TIMES A-CHANGIN’: The Indian navy and army are looking East and pursuing strategic defence ties with regional allies
FOUR Indian Navy ships’ voyage last month through the strategic Malacca Straits, calling at Port Klang, Da Nang and Manila, though not extraordinary, points to a significant trend.
Slowly, India seems to be shedding what critics call its “landlocked mindset” and is surveying the vast expanse of water around it.
A country conducting maritime trade from times immemorial rarely flaunted its naval power. Its navy came into being, thanks to the British East India Company only four centuries ago.
Till Europeans came by the sea, invaders were from the mountains in its northwest.
Even today, India’s adversarial neighbours are along the Line of Control (Pakistan) and the McMahon Line (China). This has blinded Indians to the geographical reality that they are actually a maritime nation. That leaves them little scope to look at those who are not, in other directions.
Times are a-changing.
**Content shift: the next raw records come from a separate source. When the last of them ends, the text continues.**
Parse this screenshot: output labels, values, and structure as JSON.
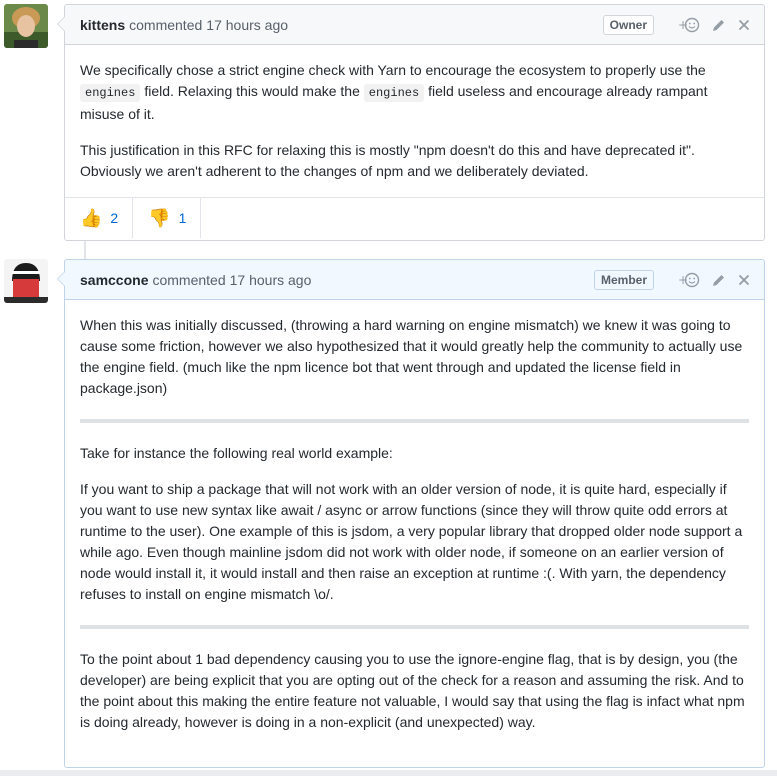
{
  "comments": [
    {
      "author": "kittens",
      "action": "commented",
      "time": "17 hours ago",
      "badge": "Owner",
      "paragraphs": {
        "p1_a": "We specifically chose a strict engine check with Yarn to encourage the ecosystem to properly use the",
        "p1_code1": "engines",
        "p1_b": "field. Relaxing this would make the",
        "p1_code2": "engines",
        "p1_c": "field useless and encourage already rampant misuse of it.",
        "p2": "This justification in this RFC for relaxing this is mostly \"npm doesn't do this and have deprecated it\". Obviously we aren't adherent to the changes of npm and we deliberately deviated."
      },
      "reactions": [
        {
          "emoji": "👍",
          "count": "2"
        },
        {
          "emoji": "👎",
          "count": "1"
        }
      ]
    },
    {
      "author": "samccone",
      "action": "commented",
      "time": "17 hours ago",
      "badge": "Member",
      "paragraphs": {
        "p1": "When this was initially discussed, (throwing a hard warning on engine mismatch) we knew it was going to cause some friction, however we also hypothesized that it would greatly help the community to actually use the engine field. (much like the npm licence bot that went through and updated the license field in package.json)",
        "p2": "Take for instance the following real world example:",
        "p3": "If you want to ship a package that will not work with an older version of node, it is quite hard, especially if you want to use new syntax like await / async or arrow functions (since they will throw quite odd errors at runtime to the user). One example of this is jsdom, a very popular library that dropped older node support a while ago. Even though mainline jsdom did not work with older node, if someone on an earlier version of node would install it, it would install and then raise an exception at runtime :(. With yarn, the dependency refuses to install on engine mismatch \\o/.",
        "p4": "To the point about 1 bad dependency causing you to use the ignore-engine flag, that is by design, you (the developer) are being explicit that you are opting out of the check for a reason and assuming the risk. And to the point about this making the entire feature not valuable, I would say that using the flag is infact what npm is doing already, however is doing in a non-explicit (and unexpected) way."
      }
    }
  ],
  "icons": [
    "add-reaction-icon",
    "edit-pencil-icon",
    "close-icon"
  ],
  "colors": {
    "link": "#0366d6",
    "header_bg": "#f6f8fa",
    "member_header_bg": "#f1f8ff",
    "border": "#d1d5da"
  }
}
Some 48 nations, many of them with thriving navies, are engaged or have shown interest in joint military exercises.
The Indian navy regularly deploys and operates across the world in different oceanic areas to update operational knowledge, test its reach and endurance.
…”To those who understand what sea power is all about, it came as no surprise that this task force, which operated for more than a month in the region, was finally received by the Chinese at the Shanghai naval base with full military ceremony.”
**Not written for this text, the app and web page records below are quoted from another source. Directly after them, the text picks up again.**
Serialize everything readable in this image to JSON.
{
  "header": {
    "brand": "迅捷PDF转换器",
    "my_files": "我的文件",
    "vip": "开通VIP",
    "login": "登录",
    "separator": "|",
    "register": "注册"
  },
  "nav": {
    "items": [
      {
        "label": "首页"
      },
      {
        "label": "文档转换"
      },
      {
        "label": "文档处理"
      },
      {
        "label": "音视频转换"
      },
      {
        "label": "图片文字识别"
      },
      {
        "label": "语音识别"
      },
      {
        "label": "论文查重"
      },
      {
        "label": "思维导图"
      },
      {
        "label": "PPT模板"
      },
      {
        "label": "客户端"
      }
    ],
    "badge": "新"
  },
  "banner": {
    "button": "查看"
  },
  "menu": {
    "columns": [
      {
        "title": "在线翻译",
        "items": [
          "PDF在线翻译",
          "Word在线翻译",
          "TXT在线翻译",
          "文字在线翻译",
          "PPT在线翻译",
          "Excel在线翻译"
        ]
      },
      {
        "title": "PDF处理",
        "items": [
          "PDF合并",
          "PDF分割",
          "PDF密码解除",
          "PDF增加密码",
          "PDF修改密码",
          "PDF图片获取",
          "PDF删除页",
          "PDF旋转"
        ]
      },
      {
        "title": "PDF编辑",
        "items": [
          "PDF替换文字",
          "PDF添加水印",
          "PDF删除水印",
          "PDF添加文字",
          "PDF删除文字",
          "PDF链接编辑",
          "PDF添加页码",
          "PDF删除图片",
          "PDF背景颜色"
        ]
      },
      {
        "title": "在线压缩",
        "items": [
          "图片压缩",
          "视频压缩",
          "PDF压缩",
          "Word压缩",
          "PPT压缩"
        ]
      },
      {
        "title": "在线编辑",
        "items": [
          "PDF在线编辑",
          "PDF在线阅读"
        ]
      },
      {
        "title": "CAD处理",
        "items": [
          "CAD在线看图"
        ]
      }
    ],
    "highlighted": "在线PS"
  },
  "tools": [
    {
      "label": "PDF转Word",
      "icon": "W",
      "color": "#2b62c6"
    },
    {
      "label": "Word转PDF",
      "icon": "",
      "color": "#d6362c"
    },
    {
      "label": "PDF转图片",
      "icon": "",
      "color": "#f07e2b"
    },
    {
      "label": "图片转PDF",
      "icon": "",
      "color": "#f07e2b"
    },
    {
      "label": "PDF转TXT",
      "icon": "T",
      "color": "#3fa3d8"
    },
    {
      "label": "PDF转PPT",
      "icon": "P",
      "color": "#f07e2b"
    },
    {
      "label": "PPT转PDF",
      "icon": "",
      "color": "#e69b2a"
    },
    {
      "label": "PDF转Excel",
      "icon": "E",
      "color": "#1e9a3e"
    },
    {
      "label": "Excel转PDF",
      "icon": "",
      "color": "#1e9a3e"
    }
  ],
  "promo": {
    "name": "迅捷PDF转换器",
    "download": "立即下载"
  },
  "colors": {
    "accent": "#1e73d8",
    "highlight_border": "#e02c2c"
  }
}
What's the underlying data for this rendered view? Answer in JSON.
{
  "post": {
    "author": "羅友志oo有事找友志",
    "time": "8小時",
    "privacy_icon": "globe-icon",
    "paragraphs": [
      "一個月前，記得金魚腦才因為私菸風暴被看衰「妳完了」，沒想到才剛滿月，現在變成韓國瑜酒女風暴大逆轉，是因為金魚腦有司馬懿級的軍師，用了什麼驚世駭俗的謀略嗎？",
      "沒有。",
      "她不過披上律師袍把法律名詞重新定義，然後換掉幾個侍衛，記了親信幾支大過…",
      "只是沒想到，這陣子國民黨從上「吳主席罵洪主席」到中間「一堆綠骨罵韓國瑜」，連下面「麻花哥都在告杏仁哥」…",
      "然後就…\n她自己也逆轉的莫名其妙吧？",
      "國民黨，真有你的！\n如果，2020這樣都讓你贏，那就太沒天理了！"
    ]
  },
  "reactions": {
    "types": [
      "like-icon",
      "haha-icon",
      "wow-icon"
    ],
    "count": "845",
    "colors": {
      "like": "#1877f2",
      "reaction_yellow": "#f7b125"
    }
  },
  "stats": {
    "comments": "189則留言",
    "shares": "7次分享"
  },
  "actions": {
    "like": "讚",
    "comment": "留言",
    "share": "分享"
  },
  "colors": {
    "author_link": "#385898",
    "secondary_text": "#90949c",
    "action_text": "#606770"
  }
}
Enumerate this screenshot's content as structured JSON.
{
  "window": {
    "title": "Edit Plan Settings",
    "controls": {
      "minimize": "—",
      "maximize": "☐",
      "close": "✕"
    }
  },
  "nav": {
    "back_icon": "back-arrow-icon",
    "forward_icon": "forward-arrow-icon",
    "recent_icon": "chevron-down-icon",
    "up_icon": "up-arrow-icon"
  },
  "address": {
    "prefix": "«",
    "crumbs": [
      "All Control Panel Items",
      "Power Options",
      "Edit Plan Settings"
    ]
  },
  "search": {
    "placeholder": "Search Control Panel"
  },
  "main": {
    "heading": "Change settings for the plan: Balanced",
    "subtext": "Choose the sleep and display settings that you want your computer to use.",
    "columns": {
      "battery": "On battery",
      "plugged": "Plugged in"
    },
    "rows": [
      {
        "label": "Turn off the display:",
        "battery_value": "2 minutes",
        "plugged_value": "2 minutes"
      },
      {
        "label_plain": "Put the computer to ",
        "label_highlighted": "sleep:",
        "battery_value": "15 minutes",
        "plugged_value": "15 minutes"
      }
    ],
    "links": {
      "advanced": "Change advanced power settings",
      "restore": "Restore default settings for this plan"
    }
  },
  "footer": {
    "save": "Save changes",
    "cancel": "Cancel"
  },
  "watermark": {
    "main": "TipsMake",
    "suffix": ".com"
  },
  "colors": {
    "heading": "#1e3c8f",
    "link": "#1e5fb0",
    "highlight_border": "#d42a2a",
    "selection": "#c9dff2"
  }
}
Those dynamics have changed and so have threat perceptions. The Indian air force has set up its first fighter air station in the southern peninsula at Thanjavur in Tamil Nadu, deploying Sukhois. This futuristic arrangement is to provide maritime security cover to all strategic and vital installations in the region.
India is also building strong maritime security bridges with countries like Japan and Vietnam in a bid to counter China’s “string of pearls” maritime construct in the Indian Ocean rim (IOC).
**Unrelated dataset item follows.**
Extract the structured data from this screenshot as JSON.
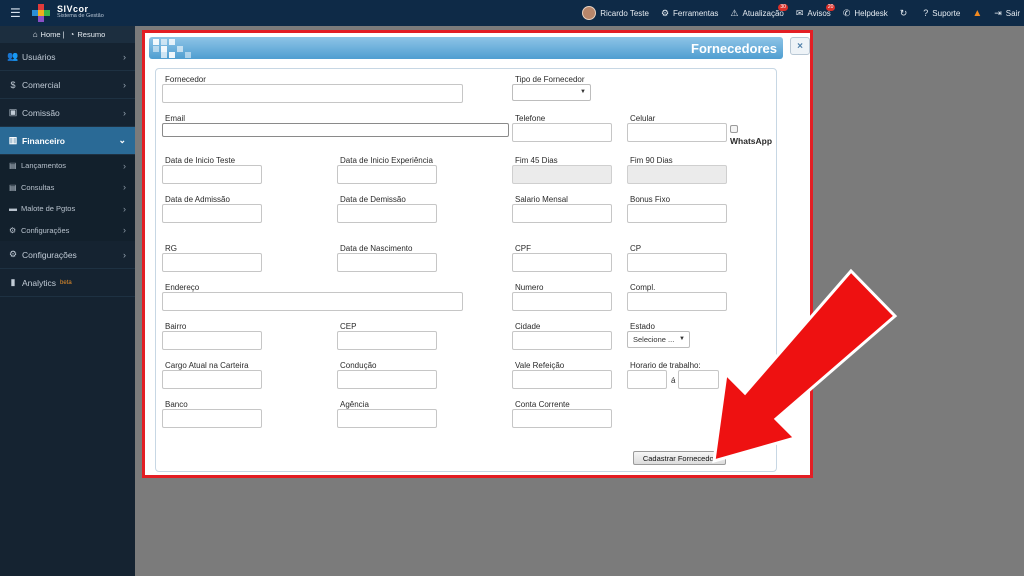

India views Japan as a “natural and indispensable partner” in the quest for stability and peace in Asia. Ensuring sea lanes remain open and free is vital for the region’s prosperity, given its dependence on oil imports from the Middle East.
Manmohan said: “We have also sought to assume our responsibility for stability in the IOR (Indian Ocean region). We are well positioned, therefore, to become a net provider of security in our immediate region and beyond.”
Full article: India sheds its ‘landlocked mindset’ (New Straits Times)